This week, AETN, our local PBS station, outdid themselves by offering “The Roosevelts: An Intimate History.” This movie — or mini-series — chronicled the lives of Theodore Roosevelt, FDR, and Eleanor Roosevelt from TR’s birth in 1858 to Eleanor’s death in 1962.
Watching this series involved a large commitment for me because it showed for two hours each night, Sunday through Saturday. If you missed it, I’m sorry because it was truly outstanding. But take heart. This is television where everything is rerun eventually. Then I will watch it again.
Directed by documentarian (is that a word?) Ken Burns (The Civil War, 1990), the script was written by Geoffrey C. Ward. The research through historical documents, diaries and private letters was obvious in the way the stories of three members of this famous family intertwined.

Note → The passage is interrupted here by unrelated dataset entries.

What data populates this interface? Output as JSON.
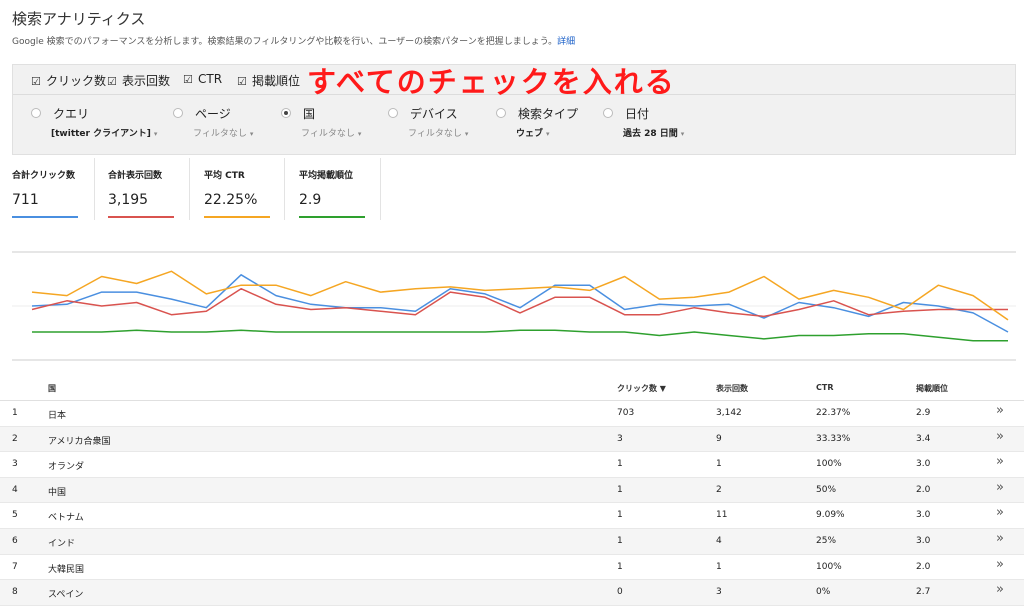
{
  "header": {
    "title": "検索アナリティクス",
    "description": "Google 検索でのパフォーマンスを分析します。検索結果のフィルタリングや比較を行い、ユーザーの検索パターンを把握しましょう。",
    "details_link": "詳細"
  },
  "metric_checks": [
    {
      "label": "クリック数",
      "checked": true
    },
    {
      "label": "表示回数",
      "checked": true
    },
    {
      "label": "CTR",
      "checked": true
    },
    {
      "label": "掲載順位",
      "checked": true
    }
  ],
  "annotation": "すべてのチェックを入れる",
  "dimensions": [
    {
      "label": "クエリ",
      "value": "[twitter クライアント]",
      "selected": false
    },
    {
      "label": "ページ",
      "value": "フィルタなし",
      "selected": false
    },
    {
      "label": "国",
      "value": "フィルタなし",
      "selected": true
    },
    {
      "label": "デバイス",
      "value": "フィルタなし",
      "selected": false
    },
    {
      "label": "検索タイプ",
      "value": "ウェブ",
      "selected": false
    },
    {
      "label": "日付",
      "value": "過去 28 日間",
      "selected": false
    }
  ],
  "caret": "▾",
  "totals": [
    {
      "label": "合計クリック数",
      "value": "711",
      "color": "#4a8fe0"
    },
    {
      "label": "合計表示回数",
      "value": "3,195",
      "color": "#d9534f"
    },
    {
      "label": "平均 CTR",
      "value": "22.25%",
      "color": "#f5a623"
    },
    {
      "label": "平均掲載順位",
      "value": "2.9",
      "color": "#2ea02e"
    }
  ],
  "chart_data": {
    "type": "line",
    "grid": true,
    "series": [
      {
        "name": "クリック数",
        "color": "#4a8fe0",
        "values": [
          30,
          29,
          22,
          22,
          26,
          31,
          12,
          24,
          29,
          31,
          31,
          33,
          20,
          23,
          31,
          18,
          18,
          32,
          29,
          30,
          29,
          37,
          28,
          31,
          36,
          28,
          30,
          34,
          45
        ]
      },
      {
        "name": "表示回数",
        "color": "#d9534f",
        "values": [
          32,
          27,
          30,
          28,
          35,
          33,
          20,
          29,
          32,
          31,
          33,
          35,
          22,
          25,
          34,
          25,
          25,
          35,
          35,
          31,
          34,
          36,
          32,
          27,
          35,
          33,
          32,
          32,
          32
        ]
      },
      {
        "name": "CTR",
        "color": "#f5a623",
        "values": [
          22,
          24,
          13,
          17,
          10,
          23,
          18,
          18,
          24,
          16,
          22,
          20,
          19,
          21,
          20,
          19,
          21,
          13,
          26,
          25,
          22,
          13,
          26,
          21,
          25,
          32,
          18,
          24,
          38
        ]
      },
      {
        "name": "掲載順位",
        "color": "#2ea02e",
        "values": [
          45,
          45,
          45,
          44,
          45,
          45,
          44,
          45,
          45,
          45,
          45,
          45,
          45,
          45,
          44,
          44,
          45,
          45,
          47,
          45,
          47,
          49,
          47,
          47,
          46,
          46,
          48,
          50,
          50
        ]
      }
    ]
  },
  "table": {
    "columns": [
      "国",
      "クリック数 ▼",
      "表示回数",
      "CTR",
      "掲載順位"
    ],
    "rows": [
      {
        "rank": "1",
        "country": "日本",
        "clicks": "703",
        "impressions": "3,142",
        "ctr": "22.37%",
        "position": "2.9"
      },
      {
        "rank": "2",
        "country": "アメリカ合衆国",
        "clicks": "3",
        "impressions": "9",
        "ctr": "33.33%",
        "position": "3.4"
      },
      {
        "rank": "3",
        "country": "オランダ",
        "clicks": "1",
        "impressions": "1",
        "ctr": "100%",
        "position": "3.0"
      },
      {
        "rank": "4",
        "country": "中国",
        "clicks": "1",
        "impressions": "2",
        "ctr": "50%",
        "position": "2.0"
      },
      {
        "rank": "5",
        "country": "ベトナム",
        "clicks": "1",
        "impressions": "11",
        "ctr": "9.09%",
        "position": "3.0"
      },
      {
        "rank": "6",
        "country": "インド",
        "clicks": "1",
        "impressions": "4",
        "ctr": "25%",
        "position": "3.0"
      },
      {
        "rank": "7",
        "country": "大韓民国",
        "clicks": "1",
        "impressions": "1",
        "ctr": "100%",
        "position": "2.0"
      },
      {
        "rank": "8",
        "country": "スペイン",
        "clicks": "0",
        "impressions": "3",
        "ctr": "0%",
        "position": "2.7"
      }
    ],
    "row_action": "»"
  }
}
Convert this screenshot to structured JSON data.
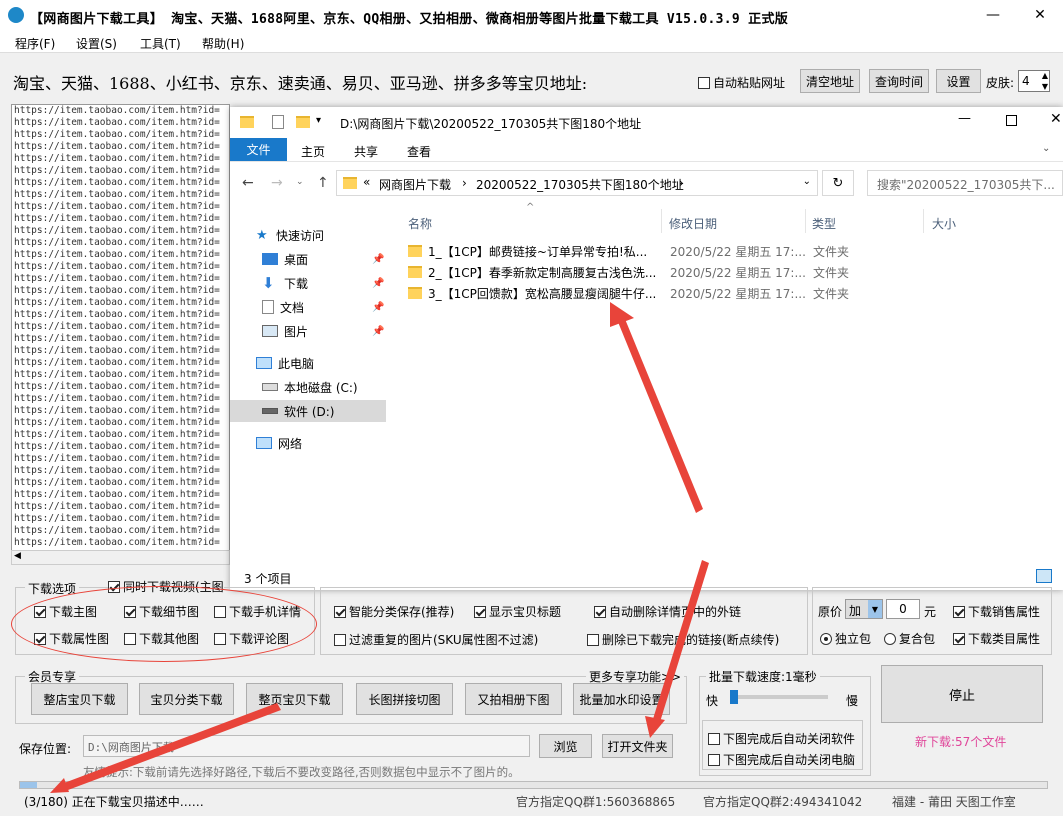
{
  "window": {
    "title": "【网商图片下载工具】 淘宝、天猫、1688阿里、京东、QQ相册、又拍相册、微商相册等图片批量下载工具 V15.0.3.9 正式版"
  },
  "menu": [
    "程序(F)",
    "设置(S)",
    "工具(T)",
    "帮助(H)"
  ],
  "toolbar": {
    "heading": "淘宝、天猫、1688、小红书、京东、速卖通、易贝、亚马逊、拼多多等宝贝地址:",
    "auto_paste": "自动粘贴网址",
    "clear_btn": "清空地址",
    "query_btn": "查询时间",
    "settings_btn": "设置",
    "skin_label": "皮肤:",
    "skin_value": "4"
  },
  "url_list_item": "https://item.taobao.com/item.htm?id=",
  "explorer": {
    "path_title": "D:\\网商图片下载\\20200522_170305共下图180个地址",
    "ribbon_tabs": [
      "文件",
      "主页",
      "共享",
      "查看"
    ],
    "breadcrumb_root": "网商图片下载",
    "breadcrumb_leaf": "20200522_170305共下图180个地址",
    "search_placeholder": "搜索\"20200522_170305共下...",
    "columns": {
      "name": "名称",
      "date": "修改日期",
      "type": "类型",
      "size": "大小"
    },
    "nav": {
      "quick": "快速访问",
      "desktop": "桌面",
      "downloads": "下载",
      "documents": "文档",
      "pictures": "图片",
      "pc": "此电脑",
      "c_drive": "本地磁盘 (C:)",
      "d_drive": "软件 (D:)",
      "network": "网络"
    },
    "files": [
      {
        "name": "1_【1CP】邮费链接~订单异常专拍!私...",
        "date": "2020/5/22 星期五 17:...",
        "type": "文件夹"
      },
      {
        "name": "2_【1CP】春季新款定制高腰复古浅色洗...",
        "date": "2020/5/22 星期五 17:...",
        "type": "文件夹"
      },
      {
        "name": "3_【1CP回馈款】宽松高腰显瘦阔腿牛仔...",
        "date": "2020/5/22 星期五 17:...",
        "type": "文件夹"
      }
    ],
    "item_count": "3 个项目"
  },
  "download_options": {
    "label": "下载选项",
    "items": [
      {
        "label": "同时下载视频(主图",
        "checked": true
      },
      {
        "label": "下载主图",
        "checked": true
      },
      {
        "label": "下载细节图",
        "checked": true
      },
      {
        "label": "下载手机详情",
        "checked": false
      },
      {
        "label": "下载属性图",
        "checked": true
      },
      {
        "label": "下载其他图",
        "checked": false
      },
      {
        "label": "下载评论图",
        "checked": false
      }
    ]
  },
  "func_options": {
    "items": [
      {
        "label": "智能分类保存(推荐)",
        "checked": true
      },
      {
        "label": "显示宝贝标题",
        "checked": true
      },
      {
        "label": "自动删除详情页中的外链",
        "checked": true
      },
      {
        "label": "过滤重复的图片(SKU属性图不过滤)",
        "checked": false
      },
      {
        "label": "删除已下载完成的链接(断点续传)",
        "checked": false
      }
    ]
  },
  "price_options": {
    "price_label": "原价",
    "price_op": "加",
    "price_value": "0",
    "unit": "元",
    "sales_attr": "下载销售属性",
    "standalone": "独立包",
    "combined": "复合包",
    "category_attr": "下载类目属性"
  },
  "member": {
    "label": "会员专享",
    "more": "更多专享功能>>",
    "buttons": [
      "整店宝贝下载",
      "宝贝分类下载",
      "整页宝贝下载",
      "长图拼接切图",
      "又拍相册下图",
      "批量加水印设置"
    ]
  },
  "speed": {
    "label": "批量下载速度:1毫秒",
    "fast": "快",
    "slow": "慢",
    "level": 0.02,
    "close_app": "下图完成后自动关闭软件",
    "shutdown": "下图完成后自动关闭电脑"
  },
  "stop_btn": "停止",
  "new_download": "新下载:57个文件",
  "save": {
    "label": "保存位置:",
    "path": "D:\\网商图片下载",
    "browse": "浏览",
    "open_folder": "打开文件夹",
    "tip": "友情提示:下载前请先选择好路径,下载后不要改变路径,否则数据包中显示不了图片的。"
  },
  "status": {
    "progress_text": "(3/180) 正在下载宝贝描述中……",
    "qq1": "官方指定QQ群1:560368865",
    "qq2": "官方指定QQ群2:494341042",
    "studio": "福建 - 莆田 天图工作室"
  }
}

Burns used archived news reel footage to move the narrative; and when presenting reading from diaries and letters, the voices of Merle Streep, Edward Herrmann, and Paul Giamatti were used adding greatly to the effect.
Franklin Delano Roosevelt was inaugurated President the year I was born. The country was deep in a depression. One quarter of the men in the United States were unemployed. I don’t mean they couldn’t find a job in their area of expertise or a job that paid what they thought they were worth. I mean there were no jobs for these men. There was nothing for them to do.

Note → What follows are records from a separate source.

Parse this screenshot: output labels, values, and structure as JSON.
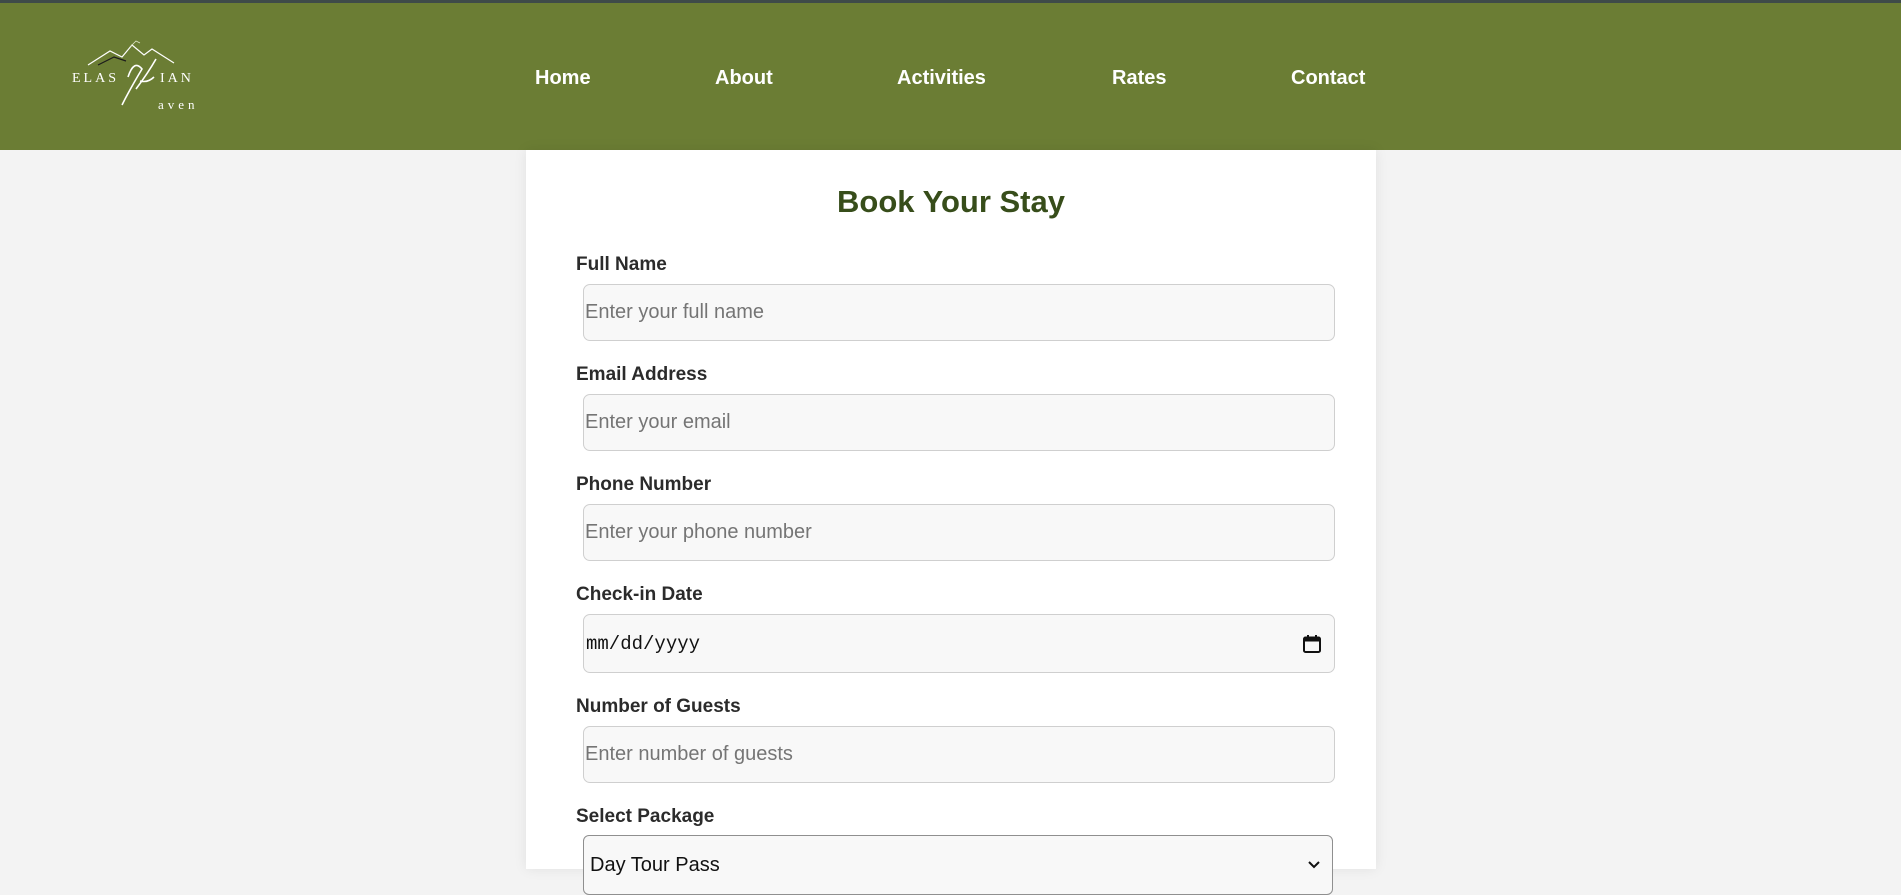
{
  "header": {
    "logo_alt": "Elasian Haven",
    "nav": [
      "Home",
      "About",
      "Activities",
      "Rates",
      "Contact"
    ]
  },
  "form": {
    "title": "Book Your Stay",
    "full_name": {
      "label": "Full Name",
      "placeholder": "Enter your full name"
    },
    "email": {
      "label": "Email Address",
      "placeholder": "Enter your email"
    },
    "phone": {
      "label": "Phone Number",
      "placeholder": "Enter your phone number"
    },
    "checkin": {
      "label": "Check-in Date",
      "placeholder": "mm/dd/yyyy"
    },
    "guests": {
      "label": "Number of Guests",
      "placeholder": "Enter number of guests"
    },
    "package": {
      "label": "Select Package",
      "selected": "Day Tour Pass"
    }
  },
  "colors": {
    "header_bg": "#6b7d34",
    "title": "#374d1a",
    "page_bg": "#f3f3f3"
  },
  "icons": [
    "mountain-logo-icon",
    "calendar-icon",
    "chevron-down-icon"
  ]
}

FDR told the American people things would get better. His utter confidence was contagious. He gave them hope. Theodore, Franklin, and Eleanor cared about people. They cared that people were poor and hungry and hopeless. This was an amazing aspect of these three Roosevelts: Though they were rich, they had been raised to care about others who did not have their luxuries and opportunities.
This series was interesting to me for several reasons. I was 8 years old when the Japanese attacked Pearl Harbor. While we may have talked about some of this a few years later in high school history classes, so much of it happened during my formative elementary years that (as a child) I didn’t understand. This movie clarified many issues for me.
Though most knew he was not in good health, the country was gripped in grief at FDR’s passing. It was one of those events that inspired “I remember where I was when . . .’
I was 12 years old, in downtown Denison, Texas. I don’t remember why. Probably to go to the library. But none of my siblings or friends were with me. I was crossing the street in front of the Denison Herald when the newspaper boys came running out, special editions tucked under each arm. “EXTRA! EXTRA! ROOSEVELT DIES!” What news! The only President of the United States I had ever known was dead. And I was alone. I had a nickle in my pocket and bought a paper for my mother. I knew this was something she needed to know … and then we could talk about it.